_WORK INSTRUCTIONS_. When a line below contains the word "accel", copy that line.
····················
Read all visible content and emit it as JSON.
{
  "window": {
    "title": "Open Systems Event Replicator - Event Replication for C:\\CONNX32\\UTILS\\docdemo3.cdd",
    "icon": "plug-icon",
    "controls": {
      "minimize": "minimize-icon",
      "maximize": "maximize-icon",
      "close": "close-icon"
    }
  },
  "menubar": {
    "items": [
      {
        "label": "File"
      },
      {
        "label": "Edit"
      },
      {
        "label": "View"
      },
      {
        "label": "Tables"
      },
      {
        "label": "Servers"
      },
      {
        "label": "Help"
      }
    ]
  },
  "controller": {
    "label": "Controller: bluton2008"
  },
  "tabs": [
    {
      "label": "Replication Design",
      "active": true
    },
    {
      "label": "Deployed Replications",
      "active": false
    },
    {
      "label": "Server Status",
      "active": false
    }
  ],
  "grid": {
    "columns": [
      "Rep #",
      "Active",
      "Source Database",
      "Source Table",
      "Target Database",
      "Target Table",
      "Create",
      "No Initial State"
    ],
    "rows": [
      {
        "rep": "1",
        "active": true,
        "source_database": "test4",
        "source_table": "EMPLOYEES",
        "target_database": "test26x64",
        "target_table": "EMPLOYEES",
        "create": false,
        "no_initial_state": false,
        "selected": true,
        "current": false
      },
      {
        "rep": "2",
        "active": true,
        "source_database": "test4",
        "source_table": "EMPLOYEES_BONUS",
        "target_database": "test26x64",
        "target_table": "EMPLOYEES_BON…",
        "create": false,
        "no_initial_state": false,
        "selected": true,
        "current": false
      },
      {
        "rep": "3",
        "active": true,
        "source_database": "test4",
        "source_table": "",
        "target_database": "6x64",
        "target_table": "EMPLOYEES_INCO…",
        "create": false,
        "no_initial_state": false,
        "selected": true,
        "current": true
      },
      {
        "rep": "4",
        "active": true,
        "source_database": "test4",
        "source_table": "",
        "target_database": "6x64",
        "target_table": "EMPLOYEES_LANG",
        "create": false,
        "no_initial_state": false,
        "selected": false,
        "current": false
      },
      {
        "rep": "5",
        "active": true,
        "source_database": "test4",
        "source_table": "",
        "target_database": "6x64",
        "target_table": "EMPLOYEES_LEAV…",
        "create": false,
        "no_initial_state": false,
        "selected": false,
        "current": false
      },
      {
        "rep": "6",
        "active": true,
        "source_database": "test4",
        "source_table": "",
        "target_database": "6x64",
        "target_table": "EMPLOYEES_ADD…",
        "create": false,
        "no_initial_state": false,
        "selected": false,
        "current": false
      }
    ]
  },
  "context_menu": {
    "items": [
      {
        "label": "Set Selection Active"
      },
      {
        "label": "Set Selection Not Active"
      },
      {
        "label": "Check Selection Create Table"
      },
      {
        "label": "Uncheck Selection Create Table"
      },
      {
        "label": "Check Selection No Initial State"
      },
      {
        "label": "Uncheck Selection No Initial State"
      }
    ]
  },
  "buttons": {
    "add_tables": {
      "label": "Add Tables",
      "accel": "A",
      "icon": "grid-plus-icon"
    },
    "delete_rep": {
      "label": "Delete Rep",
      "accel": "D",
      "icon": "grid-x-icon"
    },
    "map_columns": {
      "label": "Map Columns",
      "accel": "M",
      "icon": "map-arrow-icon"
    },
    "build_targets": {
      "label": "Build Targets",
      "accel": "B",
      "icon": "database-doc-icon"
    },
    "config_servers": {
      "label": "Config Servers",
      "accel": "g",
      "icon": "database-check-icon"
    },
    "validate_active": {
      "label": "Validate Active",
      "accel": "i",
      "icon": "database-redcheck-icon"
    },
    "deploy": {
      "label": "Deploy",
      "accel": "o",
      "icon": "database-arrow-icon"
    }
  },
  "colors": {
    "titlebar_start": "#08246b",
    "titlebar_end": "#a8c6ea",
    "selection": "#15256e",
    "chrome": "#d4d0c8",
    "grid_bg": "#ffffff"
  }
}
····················
_OUTPUT OF THE EXERCISE_.
      "accel": "A",
      "accel": "D",
      "accel": "M",
      "accel": "B",
      "accel": "g",
      "accel": "i",
      "accel": "o",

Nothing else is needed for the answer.